“God moved me. He used whatever he needed to move me in this direction,” he said.
By then, Schnack’s credit was in poor shape. He wasn’t sure he could even get a loan to start his new business. But God provided. And Schnack did the rest.
“It finally hit me. Why don’t we just call it C.A.R.S.? It will stand for Christian Automotive Repair Service,” he said.
Living in C.A.R.S.
Schnack put everything he had into C.A.R.S., so much that he could no longer afford a place to live. He ended up living in the shop, throwing down a mattress on the floor of his office. He slept there for the next 22 months.
“It got a little lonely here at night. It was just me and my dog Max, a German Shepherd,” he said.
Max was Schnack’s best friend since the inception of C.A.R.S. He was also the shop celebrity and mascot, soaking in every friendly petting hand he could.
Schnack still needed human companionship, though. He got online, signed up for Match.com, and started looking. It didn’t take long for him to meet his future and current wife, Angela.
“Next month will be our 11th wedding anniversary,” he said.
Angela lived in Keokuk at the time, and both she and Schnack sold their houses and bought a place in Burlington, where they live today.
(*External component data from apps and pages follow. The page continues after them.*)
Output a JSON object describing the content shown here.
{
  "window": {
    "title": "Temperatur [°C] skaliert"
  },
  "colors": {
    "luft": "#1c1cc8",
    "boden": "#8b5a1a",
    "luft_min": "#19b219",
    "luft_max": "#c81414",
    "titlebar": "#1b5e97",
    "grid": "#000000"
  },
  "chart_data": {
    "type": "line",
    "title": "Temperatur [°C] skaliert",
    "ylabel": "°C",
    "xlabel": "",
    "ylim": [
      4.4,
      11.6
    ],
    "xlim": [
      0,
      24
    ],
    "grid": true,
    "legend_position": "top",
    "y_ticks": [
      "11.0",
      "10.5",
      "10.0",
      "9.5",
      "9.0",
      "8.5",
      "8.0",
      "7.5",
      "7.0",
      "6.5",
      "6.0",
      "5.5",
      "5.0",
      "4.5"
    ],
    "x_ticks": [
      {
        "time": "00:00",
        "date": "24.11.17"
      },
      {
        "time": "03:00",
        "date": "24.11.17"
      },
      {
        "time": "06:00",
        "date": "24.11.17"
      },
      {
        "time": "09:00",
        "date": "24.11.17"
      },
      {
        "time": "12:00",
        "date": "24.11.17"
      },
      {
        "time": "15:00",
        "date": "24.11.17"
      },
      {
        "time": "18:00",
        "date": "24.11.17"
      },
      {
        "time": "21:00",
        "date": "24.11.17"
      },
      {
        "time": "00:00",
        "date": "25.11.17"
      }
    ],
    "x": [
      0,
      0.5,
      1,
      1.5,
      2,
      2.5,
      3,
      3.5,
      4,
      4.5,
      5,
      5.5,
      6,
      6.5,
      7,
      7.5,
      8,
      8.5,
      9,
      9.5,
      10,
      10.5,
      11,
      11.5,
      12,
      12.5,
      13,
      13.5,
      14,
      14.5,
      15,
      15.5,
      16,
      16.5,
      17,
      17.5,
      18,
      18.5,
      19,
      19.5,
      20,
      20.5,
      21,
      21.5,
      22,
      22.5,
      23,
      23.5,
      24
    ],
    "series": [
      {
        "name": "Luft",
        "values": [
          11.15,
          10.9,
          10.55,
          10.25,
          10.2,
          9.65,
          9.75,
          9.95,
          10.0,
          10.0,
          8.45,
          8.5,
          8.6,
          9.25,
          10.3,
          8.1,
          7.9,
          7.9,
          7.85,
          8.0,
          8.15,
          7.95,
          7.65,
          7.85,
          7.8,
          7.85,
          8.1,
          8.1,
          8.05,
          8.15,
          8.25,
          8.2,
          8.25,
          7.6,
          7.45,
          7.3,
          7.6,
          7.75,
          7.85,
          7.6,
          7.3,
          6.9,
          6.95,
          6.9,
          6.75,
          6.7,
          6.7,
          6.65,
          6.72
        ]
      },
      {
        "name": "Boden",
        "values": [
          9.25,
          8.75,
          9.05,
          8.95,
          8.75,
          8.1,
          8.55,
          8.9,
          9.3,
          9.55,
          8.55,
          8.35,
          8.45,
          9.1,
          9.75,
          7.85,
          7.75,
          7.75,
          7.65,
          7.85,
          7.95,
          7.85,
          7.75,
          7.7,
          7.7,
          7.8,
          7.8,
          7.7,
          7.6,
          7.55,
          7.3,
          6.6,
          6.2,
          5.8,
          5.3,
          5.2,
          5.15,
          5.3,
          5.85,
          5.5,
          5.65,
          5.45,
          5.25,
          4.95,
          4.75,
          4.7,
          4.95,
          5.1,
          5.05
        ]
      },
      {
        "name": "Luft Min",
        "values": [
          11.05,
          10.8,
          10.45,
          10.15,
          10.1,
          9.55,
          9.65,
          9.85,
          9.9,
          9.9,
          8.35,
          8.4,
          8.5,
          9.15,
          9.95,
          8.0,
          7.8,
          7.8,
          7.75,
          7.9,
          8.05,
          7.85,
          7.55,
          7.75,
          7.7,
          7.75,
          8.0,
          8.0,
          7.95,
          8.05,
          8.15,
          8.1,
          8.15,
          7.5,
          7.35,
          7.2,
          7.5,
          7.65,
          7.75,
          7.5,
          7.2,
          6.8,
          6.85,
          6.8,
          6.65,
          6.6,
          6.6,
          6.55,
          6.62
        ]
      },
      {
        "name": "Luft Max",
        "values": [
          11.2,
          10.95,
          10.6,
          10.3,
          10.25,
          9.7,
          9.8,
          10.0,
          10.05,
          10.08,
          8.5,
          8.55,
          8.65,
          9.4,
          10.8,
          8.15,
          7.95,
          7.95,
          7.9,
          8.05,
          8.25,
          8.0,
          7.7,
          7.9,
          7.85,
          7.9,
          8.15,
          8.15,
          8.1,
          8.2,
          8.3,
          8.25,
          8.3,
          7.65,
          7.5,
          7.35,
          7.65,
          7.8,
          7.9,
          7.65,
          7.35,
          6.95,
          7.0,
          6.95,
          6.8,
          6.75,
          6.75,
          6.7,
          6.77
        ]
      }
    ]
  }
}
Max died last month, and with him, part of the spirit of C.A.R.S. Schnack is still emotional about it and said Max’s death cemented his decision to retire.
“He was a fantastic dog,” Schnack said.
Now, he’s looking forward to afternoon movie matinees and random midday picnics with Angela — the kind of things most small business owners miss.
He also has three classic cars to tinker with: a 1960 Ford Thunderbird, a 1963 Ford Galaxy 500, and a 1972 Ford Gran Turino. Schnack will always be a mechanic, even when C.A.R.S. is gone.
“Most of my customers, I consider them friends,” he said.